COMMUNICATION.   Although the instructor is figuratively available to the student 24/7, there are some general parameters for communication in a web-based course.  On weekdays, you should reasonably expect a turnaround time (i.e., an answer) within 24 hours.  (Often, the reply will arrive sooner than that, depending on the "traffic load.")  On weekends--especially between Friday and Sunday evenings--response time will be less prompt, so the student should plan accordingly.
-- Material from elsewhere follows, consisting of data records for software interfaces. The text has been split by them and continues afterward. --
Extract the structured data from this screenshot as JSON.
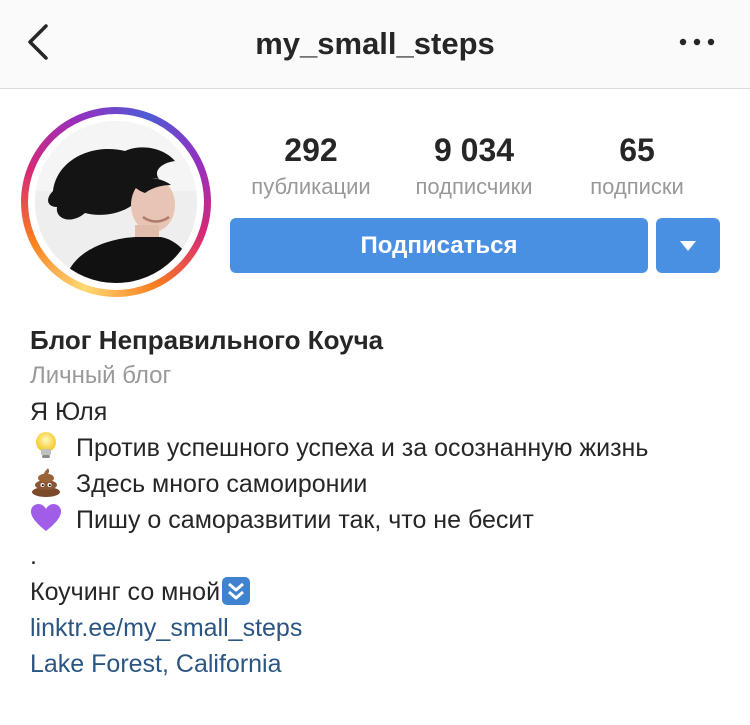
{
  "header": {
    "username": "my_small_steps",
    "back_icon": "chevron-left-icon",
    "more_icon": "more-horizontal-icon"
  },
  "stats": [
    {
      "value": "292",
      "label": "публикации"
    },
    {
      "value": "9 034",
      "label": "подписчики"
    },
    {
      "value": "65",
      "label": "подписки"
    }
  ],
  "actions": {
    "follow_label": "Подписаться",
    "dropdown_icon": "caret-down-icon"
  },
  "bio": {
    "name": "Блог Неправильного Коуча",
    "category": "Личный блог",
    "lines": [
      {
        "icon": "",
        "text": "Я Юля"
      },
      {
        "icon": "light-bulb-icon",
        "text": "Против успешного успеха и за осознанную жизнь"
      },
      {
        "icon": "pile-of-poo-icon",
        "text": "Здесь много самоиронии"
      },
      {
        "icon": "purple-heart-icon",
        "text": "Пишу о саморазвитии так, что не бесит"
      },
      {
        "icon": "",
        "text": "."
      },
      {
        "icon": "double-down-arrow-icon",
        "text": "Коучинг со мной"
      }
    ],
    "link": "linktr.ee/my_small_steps",
    "location": "Lake Forest, California"
  },
  "colors": {
    "follow_button": "#4a90e2",
    "link": "#2b5583",
    "secondary_text": "#999999"
  }
}
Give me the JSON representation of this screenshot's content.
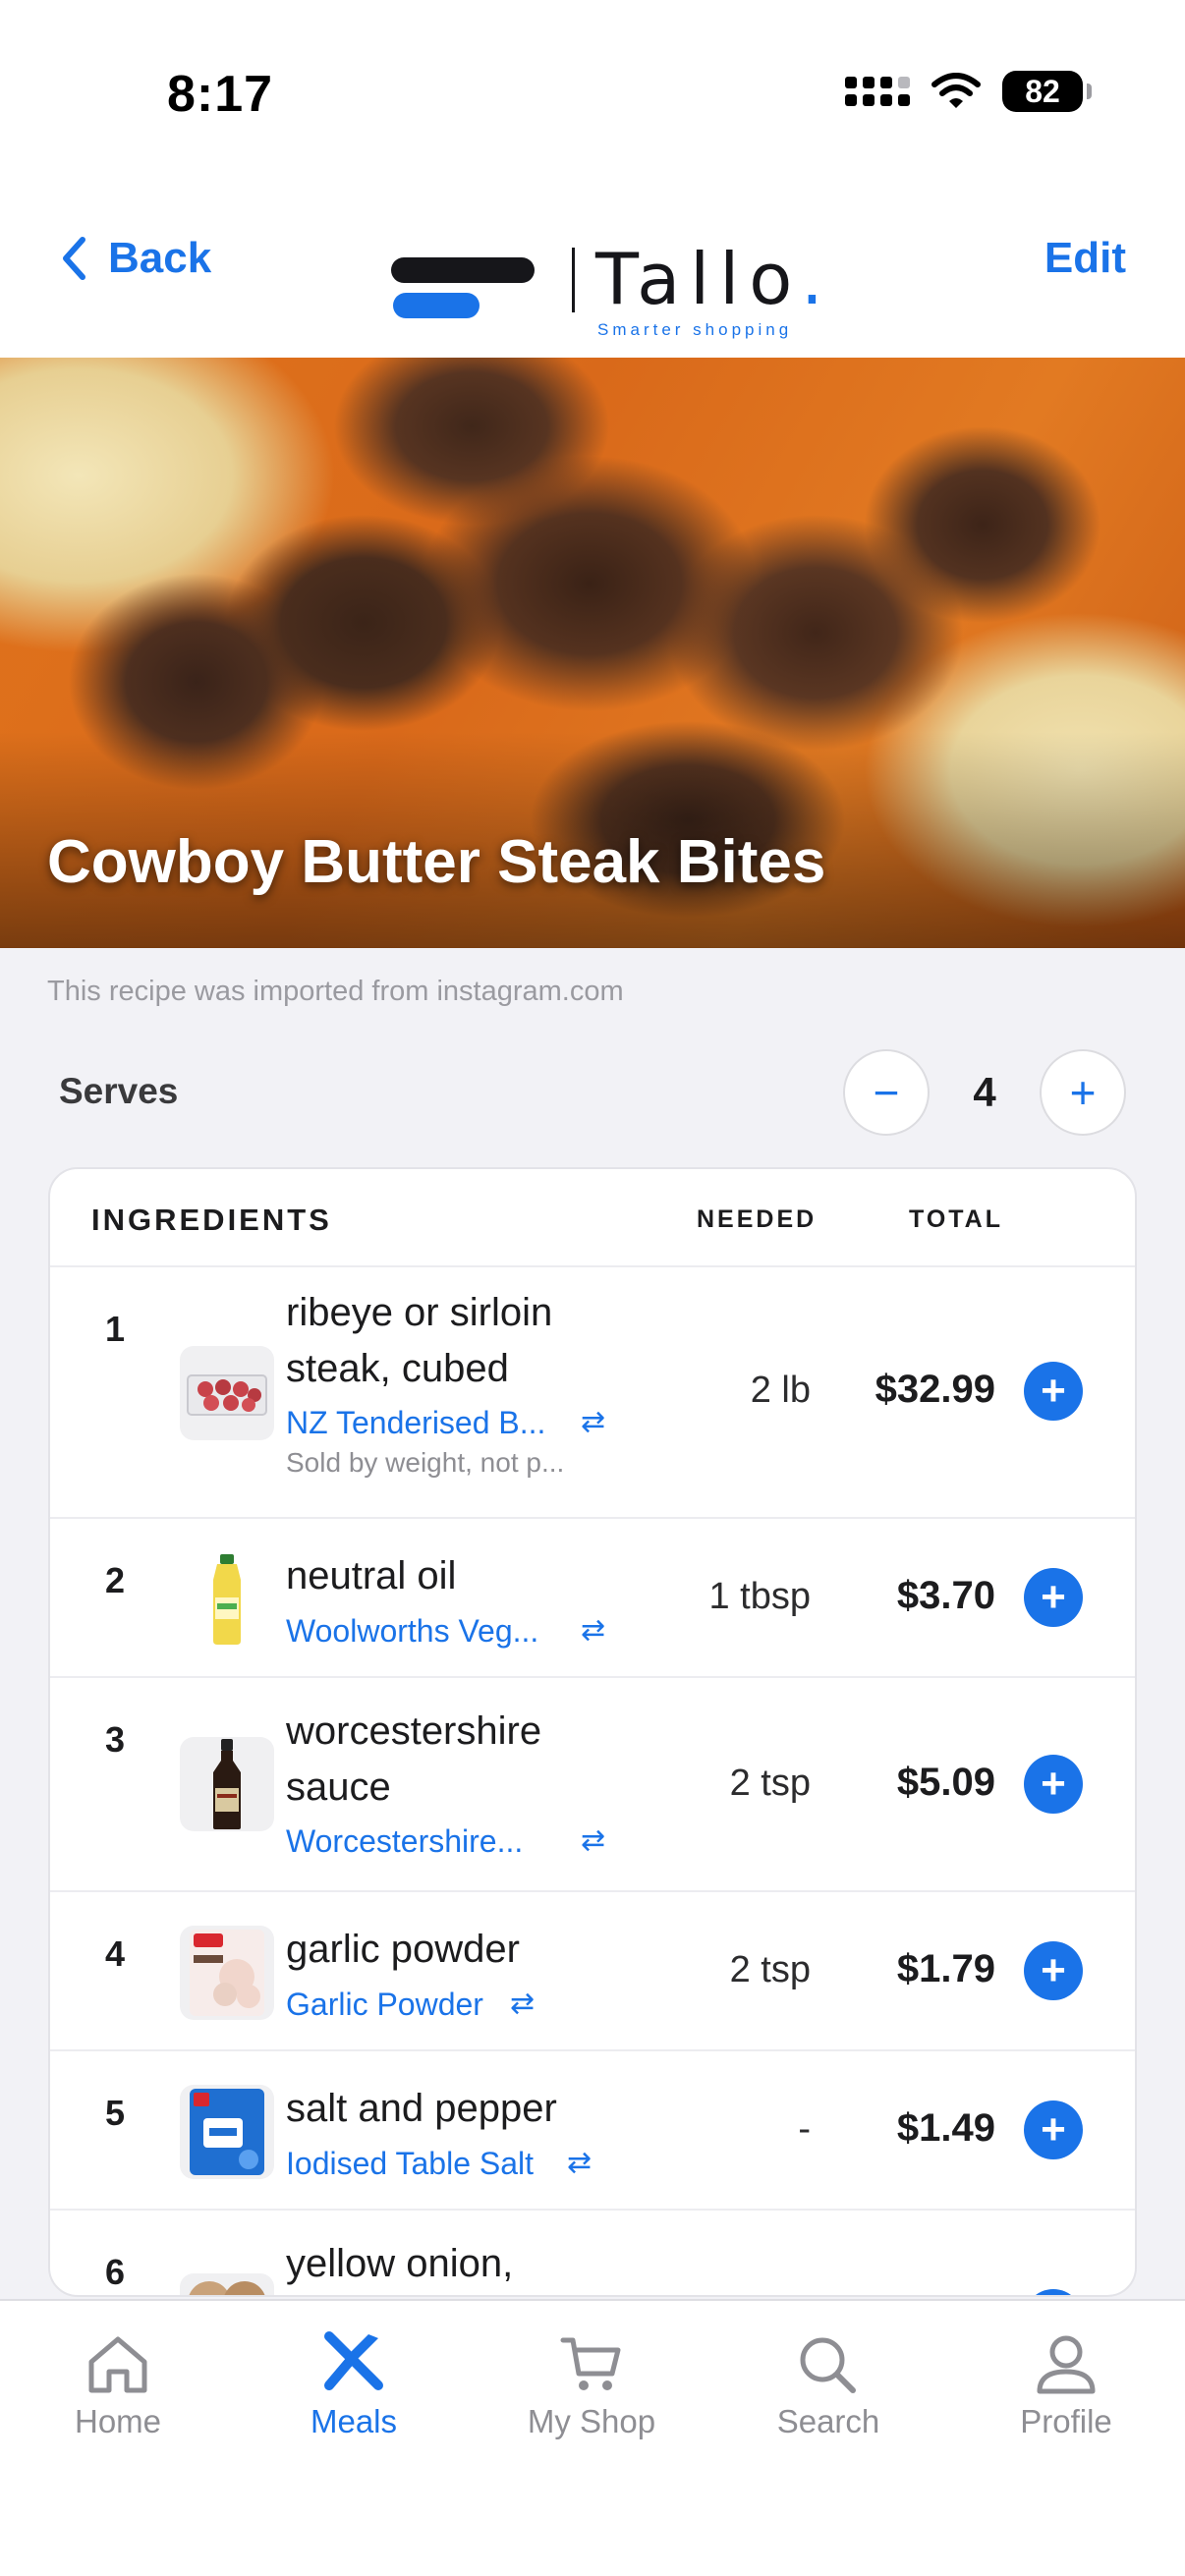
{
  "status": {
    "time": "8:17",
    "battery": "82"
  },
  "header": {
    "back_label": "Back",
    "edit_label": "Edit",
    "logo_word": "Tallo",
    "logo_dot": ".",
    "logo_tagline": "Smarter shopping"
  },
  "recipe": {
    "title": "Cowboy Butter Steak Bites",
    "import_note": "This recipe was imported from instagram.com",
    "serves_label": "Serves",
    "serves_value": "4",
    "minus_symbol": "−",
    "plus_symbol": "+"
  },
  "table": {
    "headers": {
      "ingredients": "INGREDIENTS",
      "needed": "NEEDED",
      "total": "TOTAL"
    },
    "rows": [
      {
        "num": "1",
        "name": "ribeye or sirloin steak, cubed",
        "product": "NZ Tenderised B...",
        "note": "Sold by weight, not p...",
        "needed": "2 lb",
        "total": "$32.99",
        "icon": "steak-pack-icon"
      },
      {
        "num": "2",
        "name": "neutral oil",
        "product": "Woolworths Veg...",
        "note": "",
        "needed": "1 tbsp",
        "total": "$3.70",
        "icon": "oil-bottle-icon"
      },
      {
        "num": "3",
        "name": "worcestershire sauce",
        "product": "Worcestershire...",
        "note": "",
        "needed": "2 tsp",
        "total": "$5.09",
        "icon": "sauce-bottle-icon"
      },
      {
        "num": "4",
        "name": "garlic powder",
        "product": "Garlic Powder",
        "note": "",
        "needed": "2 tsp",
        "total": "$1.79",
        "icon": "garlic-pack-icon"
      },
      {
        "num": "5",
        "name": "salt and pepper",
        "product": "Iodised Table Salt",
        "note": "",
        "needed": "-",
        "total": "$1.49",
        "icon": "salt-pack-icon"
      },
      {
        "num": "6",
        "name": "yellow onion,",
        "product": "",
        "note": "",
        "needed": "",
        "total": "",
        "icon": "onion-icon"
      }
    ],
    "swap_symbol": "⇄",
    "add_symbol": "+"
  },
  "tabbar": {
    "items": [
      {
        "label": "Home",
        "icon": "home-icon",
        "active": false
      },
      {
        "label": "Meals",
        "icon": "fork-knife-icon",
        "active": true
      },
      {
        "label": "My Shop",
        "icon": "cart-icon",
        "active": false
      },
      {
        "label": "Search",
        "icon": "search-icon",
        "active": false
      },
      {
        "label": "Profile",
        "icon": "profile-icon",
        "active": false
      }
    ]
  },
  "colors": {
    "accent": "#1a73e8",
    "background": "#f2f2f6",
    "text": "#1c1c1e",
    "muted": "#8e8e93"
  }
}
POSTING MESSAGES.  When posting a message via e-mail, always place the reference in the subject heading area.  For example, if you have a question regarding Activity 2.4, you would write Activity 2.4 under Subject Heading.  What messages should be posted to e-mail and which to the discussion list?  Anything that concerns private information, such as your grade, or a particular situation you need to discuss (such as how you're doing in the class), should be e-mailed to the Instructor.   Anything concerning a general topic, such as a question concerning an assignment or a lecture that you might ask in class were this a lecture course, you post to the relevant discussion threat (Unit One, Unit Two, etc.).

In the event that your computer crashes, you have recourse to other means of communication.  You can call the instructor's office on weekdays at the number listed at the top of this syllabus and leave a message.  (Note:  in summer the instructor does not keep regular office hours so there may be some delay in receiving phone messages.  Also:  if you live outside the immediate 903 local calling area, the instructor ay not be able to return you phone call.  Thus, the best method of communication remains e-mail.) 
GRADING.   Exam grades generally count for 70% of your final class grade; essays, quizzes, and other assignments count 30%.  You can check your grade on the "Grades" under "My Tools" on WebCT (Apache Access).
COURSE WITHDRAWAL POLICY.  It is the student’s responsibility to drop a class.  All drops must be processed by an Academic Advisor appropriate to the student’s major.

Please read carefully the section in your online orientation regarding plagiarism.  The student is responsible for knowing the rules governing plagiarism and cheating.  Any case will result in an automatic F for the course.
Upon completion of the course, the student will be able to do the following with 70 percent competency:
1.  Explain the development of industrialization in America and relate the political-economic impact it had on the Gilded Age.
2.  Assess United States imperialism in the late 19th and early 20th centuries.
3.  Compare and contrast the reform efforts of the U.S., including Populism, Progressivism, the New Deal, and the Great Society.
4.  Analyze the involvement of the U. S. in World War I and World War II and relate these events to the crisis of the post-war periods.
5.  Summarize the central elements of U. S. domestic history over the past half-century, including civil rights, presidential politics, and the changes in American society and culture.
HIST 1302
1.    Economic Expansion of the United States, 1877-1900.
2.    American Imperial Expansion.
3.    The Progressive Era and World War I.
4.    The Depression and the New Deal.
5.    World War II.
6.    The Cold War and its aftermath.
7.    American Politics, 1945-2000.

©  Kahne Parsons, 2008-2009